====== Entries supplied
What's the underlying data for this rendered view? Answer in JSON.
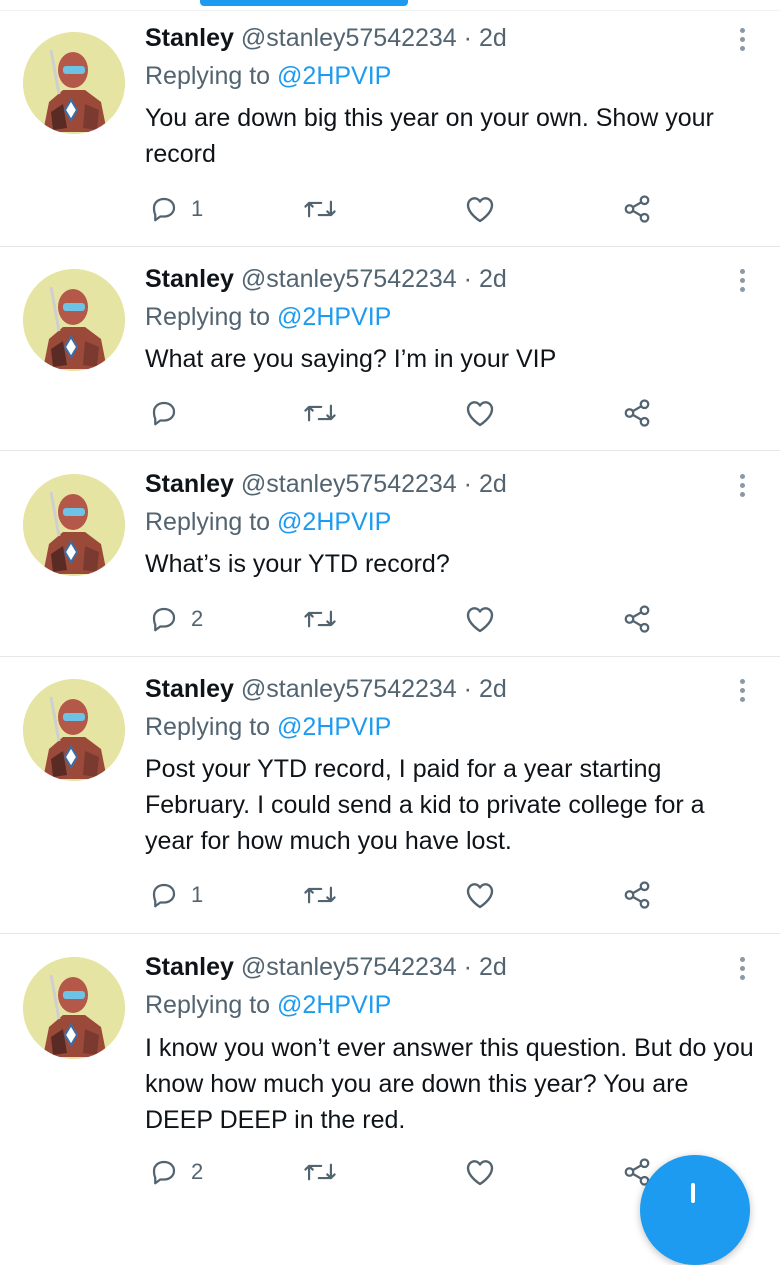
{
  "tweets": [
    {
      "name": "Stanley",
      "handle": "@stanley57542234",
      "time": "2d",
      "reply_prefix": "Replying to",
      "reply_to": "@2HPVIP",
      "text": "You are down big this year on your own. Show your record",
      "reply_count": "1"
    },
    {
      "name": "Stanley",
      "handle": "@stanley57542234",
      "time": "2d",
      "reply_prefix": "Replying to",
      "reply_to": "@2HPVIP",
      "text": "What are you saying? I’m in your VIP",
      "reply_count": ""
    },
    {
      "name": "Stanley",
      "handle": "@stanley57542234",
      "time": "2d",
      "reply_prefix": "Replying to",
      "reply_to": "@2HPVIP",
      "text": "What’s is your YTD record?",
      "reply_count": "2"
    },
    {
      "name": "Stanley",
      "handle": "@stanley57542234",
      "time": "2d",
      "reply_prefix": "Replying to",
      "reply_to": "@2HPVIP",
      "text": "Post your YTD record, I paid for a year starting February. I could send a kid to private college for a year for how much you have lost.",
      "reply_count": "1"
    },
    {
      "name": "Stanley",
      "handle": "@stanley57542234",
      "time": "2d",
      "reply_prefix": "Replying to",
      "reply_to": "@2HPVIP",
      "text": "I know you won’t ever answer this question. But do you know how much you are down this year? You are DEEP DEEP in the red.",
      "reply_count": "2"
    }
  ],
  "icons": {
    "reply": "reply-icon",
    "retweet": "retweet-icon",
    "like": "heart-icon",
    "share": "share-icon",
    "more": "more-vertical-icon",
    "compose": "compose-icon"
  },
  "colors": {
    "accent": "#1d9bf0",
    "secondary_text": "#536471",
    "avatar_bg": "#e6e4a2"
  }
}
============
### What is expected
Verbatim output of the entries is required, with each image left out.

### Task answer
What's the underlying data for this rendered view? Answer in JSON.
{
  "tweets": [
    {
      "name": "Stanley",
      "handle": "@stanley57542234",
      "time": "2d",
      "reply_prefix": "Replying to",
      "reply_to": "@2HPVIP",
      "text": "You are down big this year on your own. Show your record",
      "reply_count": "1"
    },
    {
      "name": "Stanley",
      "handle": "@stanley57542234",
      "time": "2d",
      "reply_prefix": "Replying to",
      "reply_to": "@2HPVIP",
      "text": "What are you saying? I’m in your VIP",
      "reply_count": ""
    },
    {
      "name": "Stanley",
      "handle": "@stanley57542234",
      "time": "2d",
      "reply_prefix": "Replying to",
      "reply_to": "@2HPVIP",
      "text": "What’s is your YTD record?",
      "reply_count": "2"
    },
    {
      "name": "Stanley",
      "handle": "@stanley57542234",
      "time": "2d",
      "reply_prefix": "Replying to",
      "reply_to": "@2HPVIP",
      "text": "Post your YTD record, I paid for a year starting February. I could send a kid to private college for a year for how much you have lost.",
      "reply_count": "1"
    },
    {
      "name": "Stanley",
      "handle": "@stanley57542234",
      "time": "2d",
      "reply_prefix": "Replying to",
      "reply_to": "@2HPVIP",
      "text": "I know you won’t ever answer this question. But do you know how much you are down this year? You are DEEP DEEP in the red.",
      "reply_count": "2"
    }
  ],
  "icons": {
    "reply": "reply-icon",
    "retweet": "retweet-icon",
    "like": "heart-icon",
    "share": "share-icon",
    "more": "more-vertical-icon",
    "compose": "compose-icon"
  },
  "colors": {
    "accent": "#1d9bf0",
    "secondary_text": "#536471",
    "avatar_bg": "#e6e4a2"
  }
}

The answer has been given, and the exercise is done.